Required action: The whole listing should be retyped exactly as it appears.

Input:
____________________

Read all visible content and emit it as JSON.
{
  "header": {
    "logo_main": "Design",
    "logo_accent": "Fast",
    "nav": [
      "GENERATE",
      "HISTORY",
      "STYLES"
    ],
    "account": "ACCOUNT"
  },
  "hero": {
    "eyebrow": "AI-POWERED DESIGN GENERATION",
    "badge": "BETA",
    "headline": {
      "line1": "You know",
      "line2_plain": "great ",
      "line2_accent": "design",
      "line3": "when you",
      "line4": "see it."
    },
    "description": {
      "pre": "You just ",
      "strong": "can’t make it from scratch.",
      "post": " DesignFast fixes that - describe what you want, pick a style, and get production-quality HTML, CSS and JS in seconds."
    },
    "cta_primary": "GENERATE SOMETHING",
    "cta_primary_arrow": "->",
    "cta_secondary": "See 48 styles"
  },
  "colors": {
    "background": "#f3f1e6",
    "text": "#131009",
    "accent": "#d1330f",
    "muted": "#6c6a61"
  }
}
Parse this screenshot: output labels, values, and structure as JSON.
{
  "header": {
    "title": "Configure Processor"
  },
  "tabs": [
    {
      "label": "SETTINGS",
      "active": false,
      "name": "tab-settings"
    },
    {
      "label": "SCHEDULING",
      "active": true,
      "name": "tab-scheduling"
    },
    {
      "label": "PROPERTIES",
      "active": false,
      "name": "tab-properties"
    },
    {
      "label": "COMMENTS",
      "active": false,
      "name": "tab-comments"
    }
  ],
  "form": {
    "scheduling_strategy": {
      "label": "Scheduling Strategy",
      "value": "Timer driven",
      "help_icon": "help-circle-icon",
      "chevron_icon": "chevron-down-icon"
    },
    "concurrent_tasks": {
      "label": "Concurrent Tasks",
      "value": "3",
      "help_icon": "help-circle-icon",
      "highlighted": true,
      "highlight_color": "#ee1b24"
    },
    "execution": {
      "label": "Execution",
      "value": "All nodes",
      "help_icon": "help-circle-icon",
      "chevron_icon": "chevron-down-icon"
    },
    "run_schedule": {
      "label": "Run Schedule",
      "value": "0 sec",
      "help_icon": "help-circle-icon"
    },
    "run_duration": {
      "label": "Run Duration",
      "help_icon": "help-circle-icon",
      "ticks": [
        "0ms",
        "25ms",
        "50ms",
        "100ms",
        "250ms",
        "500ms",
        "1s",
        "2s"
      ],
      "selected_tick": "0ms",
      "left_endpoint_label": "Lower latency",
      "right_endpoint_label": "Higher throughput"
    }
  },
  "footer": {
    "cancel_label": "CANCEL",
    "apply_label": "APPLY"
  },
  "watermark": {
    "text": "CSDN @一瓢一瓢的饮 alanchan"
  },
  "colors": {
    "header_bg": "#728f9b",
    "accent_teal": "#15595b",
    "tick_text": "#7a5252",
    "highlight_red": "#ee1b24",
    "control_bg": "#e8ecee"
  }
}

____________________

Solution to this task:
Read all visible content and emit it as JSON.
{
  "header": {
    "logo_main": "Design",
    "logo_accent": "Fast",
    "nav": [
      "GENERATE",
      "HISTORY",
      "STYLES"
    ],
    "account": "ACCOUNT"
  },
  "hero": {
    "eyebrow": "AI-POWERED DESIGN GENERATION",
    "badge": "BETA",
    "headline": {
      "line1": "You know",
      "line2_plain": "great ",
      "line2_accent": "design",
      "line3": "when you",
      "line4": "see it."
    },
    "description": {
      "pre": "You just ",
      "strong": "can’t make it from scratch.",
      "post": " DesignFast fixes that - describe what you want, pick a style, and get production-quality HTML, CSS and JS in seconds."
    },
    "cta_primary": "GENERATE SOMETHING",
    "cta_primary_arrow": "->",
    "cta_secondary": "See 48 styles"
  },
  "colors": {
    "background": "#f3f1e6",
    "text": "#131009",
    "accent": "#d1330f",
    "muted": "#6c6a61"
  }
}
Parse this screenshot: output labels, values, and structure as JSON.
{
  "header": {
    "title": "Configure Processor"
  },
  "tabs": [
    {
      "label": "SETTINGS",
      "active": false,
      "name": "tab-settings"
    },
    {
      "label": "SCHEDULING",
      "active": true,
      "name": "tab-scheduling"
    },
    {
      "label": "PROPERTIES",
      "active": false,
      "name": "tab-properties"
    },
    {
      "label": "COMMENTS",
      "active": false,
      "name": "tab-comments"
    }
  ],
  "form": {
    "scheduling_strategy": {
      "label": "Scheduling Strategy",
      "value": "Timer driven",
      "help_icon": "help-circle-icon",
      "chevron_icon": "chevron-down-icon"
    },
    "concurrent_tasks": {
      "label": "Concurrent Tasks",
      "value": "3",
      "help_icon": "help-circle-icon",
      "highlighted": true,
      "highlight_color": "#ee1b24"
    },
    "execution": {
      "label": "Execution",
      "value": "All nodes",
      "help_icon": "help-circle-icon",
      "chevron_icon": "chevron-down-icon"
    },
    "run_schedule": {
      "label": "Run Schedule",
      "value": "0 sec",
      "help_icon": "help-circle-icon"
    },
    "run_duration": {
      "label": "Run Duration",
      "help_icon": "help-circle-icon",
      "ticks": [
        "0ms",
        "25ms",
        "50ms",
        "100ms",
        "250ms",
        "500ms",
        "1s",
        "2s"
      ],
      "selected_tick": "0ms",
      "left_endpoint_label": "Lower latency",
      "right_endpoint_label": "Higher throughput"
    }
  },
  "footer": {
    "cancel_label": "CANCEL",
    "apply_label": "APPLY"
  },
  "watermark": {
    "text": "CSDN @一瓢一瓢的饮 alanchan"
  },
  "colors": {
    "header_bg": "#728f9b",
    "accent_teal": "#15595b",
    "tick_text": "#7a5252",
    "highlight_red": "#ee1b24",
    "control_bg": "#e8ecee"
  }
}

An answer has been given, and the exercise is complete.